The dialogue here is so fun to read! Words can certainly be overused. I like the idea of restocking them with meaning. All the talk of food made me hungry, but it’s almost time for dinner while I write this, so I guess that’s okay.
Spot on dialogue! Enjoyed reading very much. Some words are overused and do need restocking. Creative and fun take on the prompt.
Good point about the word “love” being over-used and rendered shallow. I enjoyed the back and forth banter, as well as the idea of re-stocking the word bank. Looking up a recipe for creamy lemon shrimp right now! 😀
Creamy lemon shrimp is pretty dreamy. LOVEly, even.
Hi Pennie – great take on the prompt … and I love the idea of restocking our word-bank … fun and the sort of banter going on in and around the kitchen – cheers Hilary
Fun banter – and the expressions of love throughout via their actions was great! Love it 🙂
Thanks. I’m probably good at bantering in RL so this was close to home for me.
You made me think about the many times that I say I love you to someone whom I really love. I like trying to find other words to express why I love you or how much I love you.
Your dialogue was spot on and I engaged myself in the conversation.
I don’t know if this is your first entry into the WEP but welcome! Nice having you here.
Thanks. This is my second entry, but it’s been a while.
What a fun, loving interaction between the couple as they discuss Love is all you need. This was a fun read.
I certainly enjoyed your piece.
The starting part was especially relatable (Have you heard ‘Love will Keep Us Alive’ by the Eagles?)
Thanks, and yes!
I enjoyed your creative interpretation of the prompt. Light and playful… and very refreshing.
Thank you for sharing.
You did this well and I love how you ended it. Very creative.
Love (oops, did I say that?) that you didn’t take this post in a sappy direction.
Thanks… I save the sappy for private. 😉

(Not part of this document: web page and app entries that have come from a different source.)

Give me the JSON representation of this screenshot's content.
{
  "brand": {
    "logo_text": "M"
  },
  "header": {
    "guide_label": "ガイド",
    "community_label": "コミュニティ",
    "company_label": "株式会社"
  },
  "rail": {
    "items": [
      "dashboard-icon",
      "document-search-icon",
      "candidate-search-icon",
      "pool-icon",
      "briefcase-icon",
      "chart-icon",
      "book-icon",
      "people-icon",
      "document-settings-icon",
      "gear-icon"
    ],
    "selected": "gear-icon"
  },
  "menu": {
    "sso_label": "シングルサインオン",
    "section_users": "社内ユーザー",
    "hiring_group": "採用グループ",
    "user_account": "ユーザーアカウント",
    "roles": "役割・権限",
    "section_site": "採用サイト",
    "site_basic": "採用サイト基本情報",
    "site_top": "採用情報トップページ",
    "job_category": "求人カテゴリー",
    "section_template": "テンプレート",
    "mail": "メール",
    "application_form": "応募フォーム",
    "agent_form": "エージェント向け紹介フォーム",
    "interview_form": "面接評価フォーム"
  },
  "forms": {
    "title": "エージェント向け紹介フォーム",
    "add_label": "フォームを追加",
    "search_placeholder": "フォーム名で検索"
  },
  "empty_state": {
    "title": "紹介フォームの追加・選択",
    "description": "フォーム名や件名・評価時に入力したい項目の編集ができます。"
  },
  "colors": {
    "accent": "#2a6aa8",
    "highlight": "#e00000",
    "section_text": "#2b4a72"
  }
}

Love is still there, in our mundane, everyday routine. But I do ‘love’ their restocking idea. It has the right ring to it. Made me smile.
Words depend on us.